The lack of accountability is appalling. Arsene must take responsibility for leaving us ridiculously short of numbers in defence, for having such heavy reliance on Koscielny when he knew he wasn’t fit, and for the lack of midfield muscle. In turn, the players must take responsibility for their performances, the lack of consistency, and for both individual and collective mistakes.
There are far too many defensive errors, which are then compounded by missed opportunities. How did Wilshere fail to score against United? How did Giroud not make it 1-1 on Saturday? Why has it required a penalty for Cazorla to score a goal? This weekend even saw Alexis draw a blank; it’s cruel of me to comment, given how magical our Chilean marksman has been, but I’m still baffled as to how he hit the post after rounding Begovic.
Anthony Taylor gave the most incompetent refereeing performance I’ve seen in a long time. Chambers received two yellows for only two fouls, yet Crouch remained on the pitch despite two forearm smashes and numerous other offences, while Charlie Adam remained on the pitch despite trying to strangle Alexis. Normally such a refereeing performance would be the source of my frustration and blame, but this time we were so woeful ourselves we could have had the world’s greatest referee and would probably have still lost.

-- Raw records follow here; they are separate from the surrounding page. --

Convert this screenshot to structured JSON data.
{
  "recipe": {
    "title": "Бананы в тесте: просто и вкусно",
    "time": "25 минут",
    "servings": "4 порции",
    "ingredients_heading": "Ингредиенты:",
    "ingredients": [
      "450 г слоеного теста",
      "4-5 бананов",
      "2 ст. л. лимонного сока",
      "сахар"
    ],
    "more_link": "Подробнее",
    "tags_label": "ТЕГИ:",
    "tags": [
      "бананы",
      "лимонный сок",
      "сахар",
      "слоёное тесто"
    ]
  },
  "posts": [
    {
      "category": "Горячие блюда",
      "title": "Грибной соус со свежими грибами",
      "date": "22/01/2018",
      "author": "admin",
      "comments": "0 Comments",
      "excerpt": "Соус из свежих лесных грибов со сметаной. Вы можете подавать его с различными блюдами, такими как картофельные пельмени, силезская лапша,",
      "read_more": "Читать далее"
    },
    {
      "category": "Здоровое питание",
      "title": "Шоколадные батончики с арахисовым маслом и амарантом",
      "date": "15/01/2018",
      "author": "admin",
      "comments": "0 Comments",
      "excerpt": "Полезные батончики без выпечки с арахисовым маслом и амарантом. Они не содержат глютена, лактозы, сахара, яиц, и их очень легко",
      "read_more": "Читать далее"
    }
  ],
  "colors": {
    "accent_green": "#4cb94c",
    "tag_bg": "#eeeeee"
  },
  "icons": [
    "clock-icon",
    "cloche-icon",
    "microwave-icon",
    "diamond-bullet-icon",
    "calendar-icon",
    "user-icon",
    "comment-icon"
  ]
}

I’m usually glass half full. Through all our battles for fourth I’ve been able to see a silver lining or would look to identify why things would be ok. But with every passing game I’m left with more questions and concerns than answers:
Goalkeepers: Szczesny has been questionable on occasion compared to last season’s high standard. Ospina has barely been fit. Martinez is still a rookie.
Defenders: why do we have so few? Why is Mertesacker so poor without Koscielny? Gibbs and Monreal pick up injuries too often. Chambers is promising, but will continue to make mistakes. What level will Debuchy be after a significant injury?
Midfielders: where’s our Vieira, our Petit, our Gilberto? Arteta, Wilshere, and Diaby suffer too many injuries. Will Ramsey rekindle last season’s form? Can Özil have more of an impact on his return? Can Cazorla and Chamberlain provide greater consistency and end product?
Forwards: how much longer can Alexis be expected to carry this team? Will Giroud and Welbeck ever be prolific enough? Why are Podolski and Campbell taking up squad spaces and wages if Wenger doesn’t want to use them? When will Walcott return and can he stay fit?
Manager: why does he leave so many holes in an already thin squad? Why does he seem so content with déjà vu?
And these are just some of the questions regarding the players and the manager, there are many more. You then have questions about the back room staff, the board, club ownership, off field issues such as ticket pricing, and so on. The list of questions and number of doubts seem endless. I’m struggling to find the answers and the light at the end of my tunnel is fading, BUT…
The Arsenal is my club and Arsene is my manager, the greatest in our club’s proud history. So to challenge and question is one thing, but to fight and show disrespect is another. Whether its fans physically fighting amongst themselves or whether it be abuse towards Wenger, neither is acceptable. Call me cliché if you wish, but I believe in Victoria Concordia Crescit. I always have, I always will. The only way we’ll find the answers we’re all looking for is to stand together with our cannon facing out.